Overcoming agoraphobia is possible. The treatment is called exposure. Exposure means gradually facing your fear until anxiety falls. We will explain this in more detail. As described in Section 2 avoiding or escaping from feared situations reduces the level of anxiety or panic but only in the short Size: KB.
Phobias Self Help A phobia is a fear of a particular thing or situation. Phobias can often have a first triggering event, which then results in the individual feeling very frightened when they then think about, see or are reminded of the feared object / situation.
Work through a mental health self-help guide for anxiety that uses cognitive behavioural therapy (CBT). Skip to main content Skip to screen reader Search.
Menu. Search: Search Home Illnesses and conditions Symptoms and self-help Tests and treatments. Comprehensive Self-help Workbooks for All Anxiety Disorders: Bourne, Edmund: The Anxiety & Phobia Workbook (Fourth Edition) Bourne, Edmund: Coping with Anxiety: 10 Simple Ways to Relieve Anxiety, Fear & Worry Burns, David: When Panic Attacks: The New Drug-Free Anxiety Therapy That Can Change Your Life Davis, McKay, Eshelman: The Relaxation and Stress Reduction WorkbookFile Size: KB.
However, I think I need a more intense dental phobia book to actually get me through treatment which is my biggest fear but this book is an amazing place to start and to give you the push to finally face up to long standing fears and for that reason I cannot recommend it highly enough.5/5(1).
Dental phobia is something that we are still learning about every day, in the hope that more people can be helped to access the dental treatment they deserve.
Accordingly, the University of St Andrews has developed The Modified Dental Anxiety Scale (MDAS) to give greater insight into the thoughts and feelings of those with anxious feelings. Introduction Before you begin Keep an exposure homework diary The sessions Panic: triggers and responses Coping and recovery Some general advice After recovery Notes for helpers Before starting Try not to be self-conscious A final point A warning to helpers Book references Introduction The greater part of this booklet has been drawn from two highly [ ].

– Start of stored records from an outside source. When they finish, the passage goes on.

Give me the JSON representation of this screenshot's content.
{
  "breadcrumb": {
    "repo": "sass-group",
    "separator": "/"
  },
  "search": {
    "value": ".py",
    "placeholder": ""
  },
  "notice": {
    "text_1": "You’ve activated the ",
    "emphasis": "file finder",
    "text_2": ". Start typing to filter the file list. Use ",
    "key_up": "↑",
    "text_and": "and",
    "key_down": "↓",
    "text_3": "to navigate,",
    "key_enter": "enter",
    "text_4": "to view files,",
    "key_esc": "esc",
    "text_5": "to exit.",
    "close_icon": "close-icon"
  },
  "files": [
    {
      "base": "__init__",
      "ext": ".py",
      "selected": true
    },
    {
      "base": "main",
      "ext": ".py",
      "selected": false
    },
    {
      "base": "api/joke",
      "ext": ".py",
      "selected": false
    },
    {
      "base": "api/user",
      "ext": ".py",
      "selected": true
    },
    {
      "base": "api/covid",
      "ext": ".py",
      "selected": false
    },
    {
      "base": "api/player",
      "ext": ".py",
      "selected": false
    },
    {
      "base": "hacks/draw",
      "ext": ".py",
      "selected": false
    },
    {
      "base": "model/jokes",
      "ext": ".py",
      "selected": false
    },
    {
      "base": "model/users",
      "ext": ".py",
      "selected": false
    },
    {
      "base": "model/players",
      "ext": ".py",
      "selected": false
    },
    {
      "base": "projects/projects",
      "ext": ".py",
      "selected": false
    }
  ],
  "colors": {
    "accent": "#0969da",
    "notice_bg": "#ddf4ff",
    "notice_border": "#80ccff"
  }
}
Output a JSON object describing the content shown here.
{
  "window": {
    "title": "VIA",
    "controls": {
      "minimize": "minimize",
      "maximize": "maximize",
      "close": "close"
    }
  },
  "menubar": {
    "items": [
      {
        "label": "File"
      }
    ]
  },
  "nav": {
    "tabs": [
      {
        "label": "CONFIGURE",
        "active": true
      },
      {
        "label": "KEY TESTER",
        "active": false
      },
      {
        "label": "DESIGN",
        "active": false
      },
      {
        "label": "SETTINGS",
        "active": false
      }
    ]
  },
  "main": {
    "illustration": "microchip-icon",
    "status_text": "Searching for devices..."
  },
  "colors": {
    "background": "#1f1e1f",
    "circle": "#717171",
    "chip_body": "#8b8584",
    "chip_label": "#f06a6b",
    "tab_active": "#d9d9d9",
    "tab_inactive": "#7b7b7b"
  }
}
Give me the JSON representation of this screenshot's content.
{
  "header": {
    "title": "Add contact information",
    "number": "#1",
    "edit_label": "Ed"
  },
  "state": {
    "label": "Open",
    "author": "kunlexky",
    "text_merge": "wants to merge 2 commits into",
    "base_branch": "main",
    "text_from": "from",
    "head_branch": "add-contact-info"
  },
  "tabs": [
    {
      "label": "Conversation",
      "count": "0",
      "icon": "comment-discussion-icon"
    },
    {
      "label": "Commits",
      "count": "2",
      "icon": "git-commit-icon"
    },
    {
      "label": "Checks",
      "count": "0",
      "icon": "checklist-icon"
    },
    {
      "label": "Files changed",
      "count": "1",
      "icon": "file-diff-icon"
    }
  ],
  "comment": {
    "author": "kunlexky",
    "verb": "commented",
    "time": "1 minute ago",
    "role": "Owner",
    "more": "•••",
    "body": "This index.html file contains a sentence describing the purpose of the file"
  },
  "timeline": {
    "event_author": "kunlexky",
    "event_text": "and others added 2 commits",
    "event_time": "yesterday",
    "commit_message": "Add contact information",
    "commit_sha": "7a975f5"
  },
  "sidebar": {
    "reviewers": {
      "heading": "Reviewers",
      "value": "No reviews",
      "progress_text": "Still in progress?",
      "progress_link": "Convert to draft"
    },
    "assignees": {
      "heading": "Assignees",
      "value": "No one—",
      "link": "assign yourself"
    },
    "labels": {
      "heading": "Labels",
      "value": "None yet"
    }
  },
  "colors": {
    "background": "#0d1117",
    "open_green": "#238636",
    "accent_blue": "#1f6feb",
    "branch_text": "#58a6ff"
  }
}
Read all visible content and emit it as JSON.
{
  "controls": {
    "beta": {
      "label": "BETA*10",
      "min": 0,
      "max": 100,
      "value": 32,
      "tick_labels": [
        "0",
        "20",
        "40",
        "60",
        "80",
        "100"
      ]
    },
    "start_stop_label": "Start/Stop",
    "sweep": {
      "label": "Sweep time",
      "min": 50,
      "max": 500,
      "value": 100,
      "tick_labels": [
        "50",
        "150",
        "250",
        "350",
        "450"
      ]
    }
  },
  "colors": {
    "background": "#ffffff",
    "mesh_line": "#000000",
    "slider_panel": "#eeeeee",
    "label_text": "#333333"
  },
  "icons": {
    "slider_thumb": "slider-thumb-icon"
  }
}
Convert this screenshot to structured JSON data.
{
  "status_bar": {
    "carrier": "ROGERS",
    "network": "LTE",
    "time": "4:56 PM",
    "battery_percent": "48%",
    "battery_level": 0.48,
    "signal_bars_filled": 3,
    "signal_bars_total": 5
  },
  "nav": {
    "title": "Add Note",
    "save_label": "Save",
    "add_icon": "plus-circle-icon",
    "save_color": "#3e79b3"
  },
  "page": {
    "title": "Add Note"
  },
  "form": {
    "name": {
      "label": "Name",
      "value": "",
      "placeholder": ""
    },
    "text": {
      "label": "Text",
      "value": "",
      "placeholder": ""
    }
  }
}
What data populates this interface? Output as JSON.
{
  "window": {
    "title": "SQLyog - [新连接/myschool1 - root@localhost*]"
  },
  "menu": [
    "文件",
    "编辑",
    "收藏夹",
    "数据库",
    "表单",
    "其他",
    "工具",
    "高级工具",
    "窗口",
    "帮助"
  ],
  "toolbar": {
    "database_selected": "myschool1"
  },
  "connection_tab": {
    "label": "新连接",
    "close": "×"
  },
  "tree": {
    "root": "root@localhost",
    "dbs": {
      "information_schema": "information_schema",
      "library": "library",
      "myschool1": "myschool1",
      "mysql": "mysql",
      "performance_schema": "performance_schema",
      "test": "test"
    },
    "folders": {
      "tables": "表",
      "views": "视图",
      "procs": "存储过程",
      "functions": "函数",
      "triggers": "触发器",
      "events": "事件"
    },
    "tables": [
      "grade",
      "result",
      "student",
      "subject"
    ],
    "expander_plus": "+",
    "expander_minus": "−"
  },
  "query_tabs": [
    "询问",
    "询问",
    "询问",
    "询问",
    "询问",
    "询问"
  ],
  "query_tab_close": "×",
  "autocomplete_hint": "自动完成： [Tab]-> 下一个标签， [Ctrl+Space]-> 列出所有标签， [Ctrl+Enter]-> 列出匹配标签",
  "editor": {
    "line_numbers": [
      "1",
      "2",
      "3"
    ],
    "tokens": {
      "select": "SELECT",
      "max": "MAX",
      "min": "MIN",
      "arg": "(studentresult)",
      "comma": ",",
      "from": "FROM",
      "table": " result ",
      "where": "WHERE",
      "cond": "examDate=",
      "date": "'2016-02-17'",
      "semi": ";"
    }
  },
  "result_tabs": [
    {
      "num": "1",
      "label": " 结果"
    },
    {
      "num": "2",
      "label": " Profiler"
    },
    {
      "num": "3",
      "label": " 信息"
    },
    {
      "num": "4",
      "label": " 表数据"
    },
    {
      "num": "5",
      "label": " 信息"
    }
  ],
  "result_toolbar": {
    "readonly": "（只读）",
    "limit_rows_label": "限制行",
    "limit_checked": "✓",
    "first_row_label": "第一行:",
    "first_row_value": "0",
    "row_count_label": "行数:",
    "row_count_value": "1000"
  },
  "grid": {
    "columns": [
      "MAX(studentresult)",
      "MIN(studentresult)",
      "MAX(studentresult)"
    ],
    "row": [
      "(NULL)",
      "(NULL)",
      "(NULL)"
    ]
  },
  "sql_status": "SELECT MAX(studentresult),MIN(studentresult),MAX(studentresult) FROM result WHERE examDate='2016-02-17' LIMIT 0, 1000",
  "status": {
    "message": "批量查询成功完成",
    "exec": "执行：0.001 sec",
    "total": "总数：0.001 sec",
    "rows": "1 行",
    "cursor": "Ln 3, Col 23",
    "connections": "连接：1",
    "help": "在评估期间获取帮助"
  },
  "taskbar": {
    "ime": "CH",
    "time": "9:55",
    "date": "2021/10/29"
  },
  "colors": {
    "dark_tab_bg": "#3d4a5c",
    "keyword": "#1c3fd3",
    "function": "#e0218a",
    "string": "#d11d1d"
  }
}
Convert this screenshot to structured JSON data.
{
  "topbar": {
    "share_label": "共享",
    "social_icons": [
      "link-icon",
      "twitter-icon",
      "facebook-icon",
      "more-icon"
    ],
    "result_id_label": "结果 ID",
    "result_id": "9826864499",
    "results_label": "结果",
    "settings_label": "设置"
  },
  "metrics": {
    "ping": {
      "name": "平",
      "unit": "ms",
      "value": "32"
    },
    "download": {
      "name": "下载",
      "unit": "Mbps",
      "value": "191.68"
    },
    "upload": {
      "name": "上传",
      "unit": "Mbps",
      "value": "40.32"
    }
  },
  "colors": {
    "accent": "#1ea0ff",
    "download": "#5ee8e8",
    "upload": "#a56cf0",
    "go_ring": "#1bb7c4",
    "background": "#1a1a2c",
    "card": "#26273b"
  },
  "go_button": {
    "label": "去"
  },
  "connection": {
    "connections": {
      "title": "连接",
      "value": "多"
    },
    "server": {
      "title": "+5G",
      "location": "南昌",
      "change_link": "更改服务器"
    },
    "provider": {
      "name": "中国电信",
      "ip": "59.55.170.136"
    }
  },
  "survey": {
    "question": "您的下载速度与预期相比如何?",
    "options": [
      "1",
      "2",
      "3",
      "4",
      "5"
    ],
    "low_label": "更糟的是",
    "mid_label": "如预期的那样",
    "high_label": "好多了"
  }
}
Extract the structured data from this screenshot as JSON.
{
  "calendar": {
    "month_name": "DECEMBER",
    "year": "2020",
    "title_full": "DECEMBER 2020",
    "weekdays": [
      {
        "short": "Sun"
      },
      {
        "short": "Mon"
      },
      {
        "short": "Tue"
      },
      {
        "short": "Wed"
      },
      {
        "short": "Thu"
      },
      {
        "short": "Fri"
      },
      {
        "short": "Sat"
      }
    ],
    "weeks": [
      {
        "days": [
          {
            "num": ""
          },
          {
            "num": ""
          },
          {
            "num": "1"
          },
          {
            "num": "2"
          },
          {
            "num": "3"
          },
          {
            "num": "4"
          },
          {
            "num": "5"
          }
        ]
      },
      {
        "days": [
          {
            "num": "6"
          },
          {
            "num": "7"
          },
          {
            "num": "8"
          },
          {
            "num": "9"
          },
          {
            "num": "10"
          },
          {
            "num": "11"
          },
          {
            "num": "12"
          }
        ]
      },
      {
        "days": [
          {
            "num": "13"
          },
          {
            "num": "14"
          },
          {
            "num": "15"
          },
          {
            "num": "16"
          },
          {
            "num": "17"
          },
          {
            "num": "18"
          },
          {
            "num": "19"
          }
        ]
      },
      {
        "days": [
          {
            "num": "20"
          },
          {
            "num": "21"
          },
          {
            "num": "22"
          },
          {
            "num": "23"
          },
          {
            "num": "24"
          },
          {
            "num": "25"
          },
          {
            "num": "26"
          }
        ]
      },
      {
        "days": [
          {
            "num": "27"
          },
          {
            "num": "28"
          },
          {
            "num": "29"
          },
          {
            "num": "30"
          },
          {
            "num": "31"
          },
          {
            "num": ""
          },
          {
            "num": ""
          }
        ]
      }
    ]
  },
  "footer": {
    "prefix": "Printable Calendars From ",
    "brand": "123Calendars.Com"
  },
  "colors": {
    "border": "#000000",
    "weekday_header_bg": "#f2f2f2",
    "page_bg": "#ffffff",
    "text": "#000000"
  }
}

Dental phobia or dental fear, and dental anxiety have been used interchangeably in the dental literature to describe the overwhelming discomfort that some youth and adults experience in dental situations.
The prevalence of dental anxiety (fear or phobia) in children and adolescents is between % and 19%.My fear of the dentist. Dental techniques have improved so much over the last few years that modern dental treatment can now be completely painless.
Despite this, most people still feel a little nervous at the thought of going to the dentist. Book appointments at a time of day when you feel at your best, and when you do not have any.Self-help programme. Each individual phobia is different and no single self-help programme will work for everyone.
You may decide to use your own self-help strategy to overcome your phobia, or get help from a mental healthcare specialist, such as a psychologist. A self-help programme could include.